In fact, only a few weeks ago I ran across an article about the history of canines in the human timeline and wrote about it here. In that particular study, scientists argued that we would never have flourished and grown to our modern populations without the help of dogs. They even said that dogs have been domesticated at least twice in the human timeline – first as wild wolves and then again after they migrated and encountered other human populations.
While there is a huge amount of debate about any such theories, I for one believe strongly that we couldn’t have achieved all that we have without the help of dogs (or wolves). On the most basic level – think of the hunter-gatherer hunting in a group and with primitive tools. Then imagine the hunter-gatherer who had the help of dogs to run down prey. Clearly, it is that dog-assisted group that would have more protein and better health.
Yet, after reading that study, I began to wonder about that one scientist noting how the human environment is a dog’s natural environment. I began to look at different psychology articles to understand why humans and dogs are so well adapted to one another.
An article in Psychology Today gave a few answers, saying that “Dogs have a special chemistry with humans that goes back many tens of thousands of years.” Yet, the article noted that the social adaptations of humans and dogs are so similar that it has to be part of the reason that we can all co-exist so easily.
Both groups are territorial, hunt cooperatively and form packs or tribes that are emotionally bonded, often enthusiastically greeting one another after any sort of separation. There is tremendous overlap, in fact, and many dog owners view dogs as family members with dogs becoming protective guardians and loving towards children.
We are so closely related, in fact, that we forget they are NOT human. As one psychologist said, “on an emotional plane, families do not see the dog as alien… 40% of owners identify their dog as a family member reflecting social compatibility between our two species.”
So, dogs recognize something of themselves in us, as we do in them, and this helps us to bond.
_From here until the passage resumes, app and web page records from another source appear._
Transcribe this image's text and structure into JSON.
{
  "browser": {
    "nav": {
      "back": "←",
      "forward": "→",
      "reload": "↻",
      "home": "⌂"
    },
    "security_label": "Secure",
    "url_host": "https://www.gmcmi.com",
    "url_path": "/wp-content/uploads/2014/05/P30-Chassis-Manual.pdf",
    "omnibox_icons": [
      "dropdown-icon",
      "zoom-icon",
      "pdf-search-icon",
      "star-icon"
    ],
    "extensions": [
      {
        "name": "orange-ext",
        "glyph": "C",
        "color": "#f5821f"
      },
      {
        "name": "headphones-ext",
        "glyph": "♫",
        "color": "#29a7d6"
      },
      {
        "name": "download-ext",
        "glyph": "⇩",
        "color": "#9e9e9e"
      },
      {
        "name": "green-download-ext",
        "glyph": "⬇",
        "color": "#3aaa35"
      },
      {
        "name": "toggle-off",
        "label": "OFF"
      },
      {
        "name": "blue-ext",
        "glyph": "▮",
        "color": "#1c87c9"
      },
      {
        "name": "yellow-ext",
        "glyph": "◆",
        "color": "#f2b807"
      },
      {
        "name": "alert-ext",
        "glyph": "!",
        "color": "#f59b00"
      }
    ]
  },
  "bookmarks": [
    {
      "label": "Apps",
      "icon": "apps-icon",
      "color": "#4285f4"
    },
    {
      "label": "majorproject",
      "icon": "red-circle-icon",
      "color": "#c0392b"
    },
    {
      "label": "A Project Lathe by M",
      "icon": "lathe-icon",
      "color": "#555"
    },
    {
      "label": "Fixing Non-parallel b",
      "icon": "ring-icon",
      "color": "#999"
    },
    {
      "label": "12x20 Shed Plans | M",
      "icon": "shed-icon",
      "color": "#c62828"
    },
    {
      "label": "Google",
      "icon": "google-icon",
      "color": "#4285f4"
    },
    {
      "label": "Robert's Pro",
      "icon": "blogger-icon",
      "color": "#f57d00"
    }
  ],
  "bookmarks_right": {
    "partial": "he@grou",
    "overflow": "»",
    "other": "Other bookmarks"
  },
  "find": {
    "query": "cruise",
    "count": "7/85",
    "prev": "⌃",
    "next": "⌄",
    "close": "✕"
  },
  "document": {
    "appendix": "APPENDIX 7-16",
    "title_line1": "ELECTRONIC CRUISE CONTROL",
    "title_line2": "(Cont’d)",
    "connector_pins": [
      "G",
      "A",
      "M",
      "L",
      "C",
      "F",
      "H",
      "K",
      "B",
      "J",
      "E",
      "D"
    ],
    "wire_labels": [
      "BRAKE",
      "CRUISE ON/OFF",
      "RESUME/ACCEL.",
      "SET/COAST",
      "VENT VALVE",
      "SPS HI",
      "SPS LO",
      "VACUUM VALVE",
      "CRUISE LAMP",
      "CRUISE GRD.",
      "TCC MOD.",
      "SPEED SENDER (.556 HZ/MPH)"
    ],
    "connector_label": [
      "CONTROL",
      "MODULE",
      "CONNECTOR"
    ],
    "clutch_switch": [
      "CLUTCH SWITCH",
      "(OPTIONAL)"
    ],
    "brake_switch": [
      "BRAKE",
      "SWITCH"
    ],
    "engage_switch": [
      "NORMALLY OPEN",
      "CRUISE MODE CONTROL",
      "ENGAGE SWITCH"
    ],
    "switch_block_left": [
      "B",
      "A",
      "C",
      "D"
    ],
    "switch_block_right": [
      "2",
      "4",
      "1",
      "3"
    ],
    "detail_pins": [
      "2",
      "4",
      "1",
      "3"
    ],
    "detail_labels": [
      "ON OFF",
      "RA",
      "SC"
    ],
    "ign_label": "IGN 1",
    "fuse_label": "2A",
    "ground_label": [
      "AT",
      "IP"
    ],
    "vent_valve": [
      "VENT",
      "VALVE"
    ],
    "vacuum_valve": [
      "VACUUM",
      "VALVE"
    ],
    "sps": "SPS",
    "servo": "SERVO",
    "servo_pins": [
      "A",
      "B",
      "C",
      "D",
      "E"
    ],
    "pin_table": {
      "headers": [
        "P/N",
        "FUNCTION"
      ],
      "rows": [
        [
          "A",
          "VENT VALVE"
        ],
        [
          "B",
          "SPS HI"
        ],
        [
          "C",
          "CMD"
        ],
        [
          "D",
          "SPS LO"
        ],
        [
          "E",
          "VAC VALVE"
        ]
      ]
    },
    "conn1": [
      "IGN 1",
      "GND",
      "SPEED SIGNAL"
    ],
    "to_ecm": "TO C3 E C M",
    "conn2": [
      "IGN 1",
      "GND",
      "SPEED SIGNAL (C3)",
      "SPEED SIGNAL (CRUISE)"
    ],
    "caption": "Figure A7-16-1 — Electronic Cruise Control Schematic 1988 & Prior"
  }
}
Yet, dogs are way better at guessing what we are going to do and are often much better readers of body language than most people. They are, as the article noted, “attuned to the emotional state of their masters” and can often express an emotion that mirrors or balances our own.
It goes beyond symbiotic relationships, and what I’m getting at here is that dogs may not be the Einsteins of the animal kingdom that many of us would argue (I know dolphins and chimps are scary smart, too), but they have “emotional intelligence”.
They are able to recognize and understand emotions in others, and themselves. If you disagree, just look at a dog that is guilty of doing something naughty. Watch them as they have “sympathetic yawns” in response to your own yawns and watch them tilt their heads when they are confused and seek clarity. They read inflection in the human voice and expressions of the human face.
We can all agree that dogs are intelligent and that they are a vital part of the human environment. The study said they have certain skills, and that they are actually quite numerous skills. And as sentimental as it sounds, I think one of those skills is to see and forgive humans their ignorance, and still love us unconditionally.